Sakura bloom comes after cold snap
Warmer weather brings cherry blossoms in Japan, drawing tourists and residents alike
TOKYO: Crowds of tourists and residents set off a flurry of selfie sticks and mobile phones in Tokyo’s Ueno Park on Tuesday, as they flocked to enjoy the cherry blossoms marking the start of spring.
Japan had announced the season would start on March 21 with the flowering of sakura blossoms at the Yasukuni Shrine, but other places in Tokyo were denied the sight because of a cold weather snap.
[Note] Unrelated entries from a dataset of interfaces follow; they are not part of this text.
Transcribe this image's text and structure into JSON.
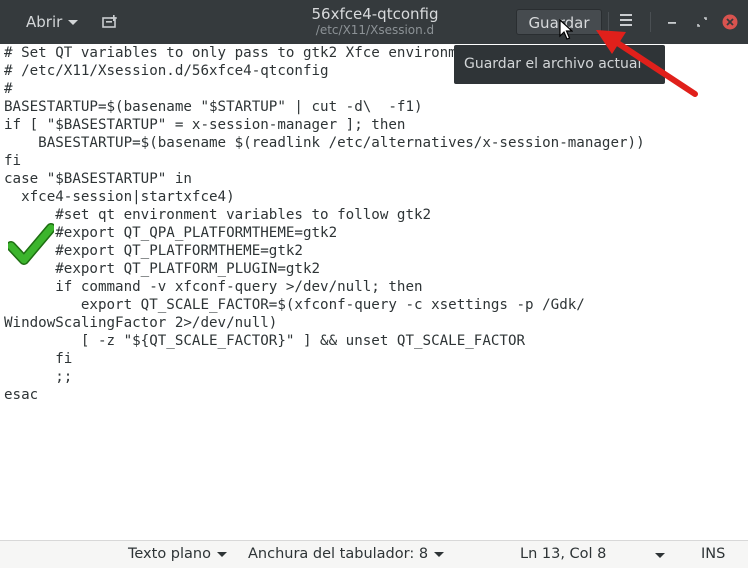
{
  "header": {
    "open_label": "Abrir",
    "title": "56xfce4-qtconfig",
    "subtitle": "/etc/X11/Xsession.d",
    "save_label": "Guardar"
  },
  "tooltip": {
    "text": "Guardar el archivo actual"
  },
  "editor": {
    "text": "# Set QT variables to only pass to gtk2 Xfce environment\n# /etc/X11/Xsession.d/56xfce4-qtconfig\n#\nBASESTARTUP=$(basename \"$STARTUP\" | cut -d\\  -f1)\nif [ \"$BASESTARTUP\" = x-session-manager ]; then\n    BASESTARTUP=$(basename $(readlink /etc/alternatives/x-session-manager))\nfi\ncase \"$BASESTARTUP\" in\n  xfce4-session|startxfce4)\n      #set qt environment variables to follow gtk2\n      #export QT_QPA_PLATFORMTHEME=gtk2\n      #export QT_PLATFORMTHEME=gtk2\n      #export QT_PLATFORM_PLUGIN=gtk2\n      if command -v xfconf-query >/dev/null; then\n         export QT_SCALE_FACTOR=$(xfconf-query -c xsettings -p /Gdk/\nWindowScalingFactor 2>/dev/null)\n         [ -z \"${QT_SCALE_FACTOR}\" ] && unset QT_SCALE_FACTOR\n      fi\n      ;;\nesac"
  },
  "statusbar": {
    "language": "Texto plano",
    "tab_width": "Anchura del tabulador: 8",
    "position": "Ln 13, Col 8",
    "mode": "INS"
  },
  "colors": {
    "titlebar": "#353a3d",
    "close": "#d9534f",
    "annotation_arrow": "#e0201b",
    "checkmark": "#3cb52d"
  },
  "icons": [
    "new-document-icon",
    "hamburger-menu-icon",
    "minimize-icon",
    "maximize-icon",
    "close-icon",
    "red-arrow-annotation",
    "green-checkmark-annotation",
    "mouse-pointer-icon"
  ]
}
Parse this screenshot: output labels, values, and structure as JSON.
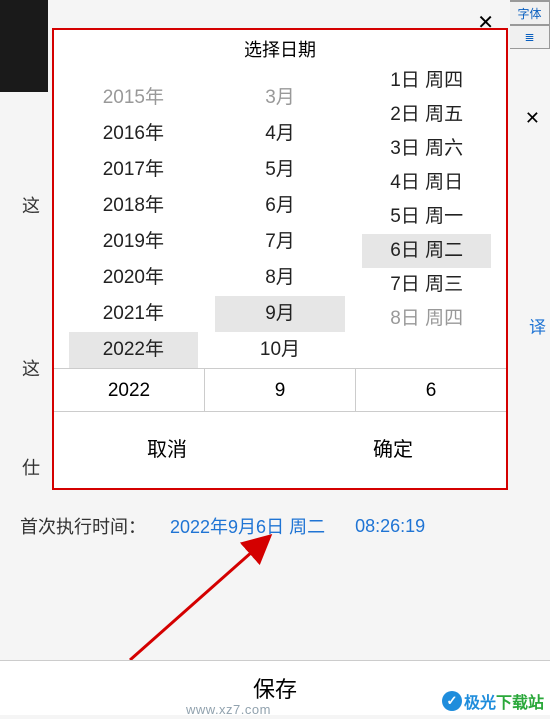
{
  "picker": {
    "title": "选择日期",
    "years": [
      {
        "label": "2015年",
        "selected": false,
        "faded": true
      },
      {
        "label": "2016年",
        "selected": false,
        "faded": false
      },
      {
        "label": "2017年",
        "selected": false,
        "faded": false
      },
      {
        "label": "2018年",
        "selected": false,
        "faded": false
      },
      {
        "label": "2019年",
        "selected": false,
        "faded": false
      },
      {
        "label": "2020年",
        "selected": false,
        "faded": false
      },
      {
        "label": "2021年",
        "selected": false,
        "faded": false
      },
      {
        "label": "2022年",
        "selected": true,
        "faded": false
      }
    ],
    "months": [
      {
        "label": "3月",
        "selected": false,
        "faded": true
      },
      {
        "label": "4月",
        "selected": false,
        "faded": false
      },
      {
        "label": "5月",
        "selected": false,
        "faded": false
      },
      {
        "label": "6月",
        "selected": false,
        "faded": false
      },
      {
        "label": "7月",
        "selected": false,
        "faded": false
      },
      {
        "label": "8月",
        "selected": false,
        "faded": false
      },
      {
        "label": "9月",
        "selected": true,
        "faded": false
      },
      {
        "label": "10月",
        "selected": false,
        "faded": false
      }
    ],
    "days": [
      {
        "label": "1日 周四",
        "selected": false
      },
      {
        "label": "2日 周五",
        "selected": false
      },
      {
        "label": "3日 周六",
        "selected": false
      },
      {
        "label": "4日 周日",
        "selected": false
      },
      {
        "label": "5日 周一",
        "selected": false
      },
      {
        "label": "6日 周二",
        "selected": true
      },
      {
        "label": "7日 周三",
        "selected": false
      },
      {
        "label": "8日 周四",
        "selected": false,
        "faded": true
      }
    ],
    "selected": {
      "year": "2022",
      "month": "9",
      "day": "6"
    },
    "actions": {
      "cancel": "取消",
      "confirm": "确定"
    }
  },
  "side_labels": {
    "l1": "这",
    "l2": "这",
    "l3": "仕"
  },
  "side_link": "译",
  "exec": {
    "label": "首次执行时间：",
    "date": "2022年9月6日 周二",
    "time": "08:26:19"
  },
  "save_label": "保存",
  "toolbar": {
    "font": "字体",
    "align_icon": "≣"
  },
  "watermark": {
    "check": "✓",
    "brand1": "极光",
    "brand2": "下载站"
  },
  "net_addr": "www.xz7.com"
}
Tuesday's temperature of 17 deg C changed that, however, drawing out throngs of people for the "hanami" tradition of the viewing and appreciation of the famed flowers.
"It's very romantic," said tourist Gu Shuyi, from Beijing. "People say the petals of cherry blossoms are like snow, and I agree. I think it's very beautiful that we can see something like snow in warm weather, in a season of rebirth."
Japan makes its cherry blossom predictions scrupulously, with one weather broadcaster collecting observations from 10,000 trees nationwide.
That is especially important for foreign tourists, who plan holidays to catch a glimpse.
Japan's tourism ministry says the number of foreign tourists peaked in April last year, thanks to the popularity of the sakura flowers.Beneath the flowering sakura trees, Tokyo residents laid out picnics, with some company employees arriving early to reserve places for colleagues still at work.
Monks marched down the paths of Ueno Park to the music of their flutes, as people rowed boats in the moat of the Imperial Palace. - REUTERS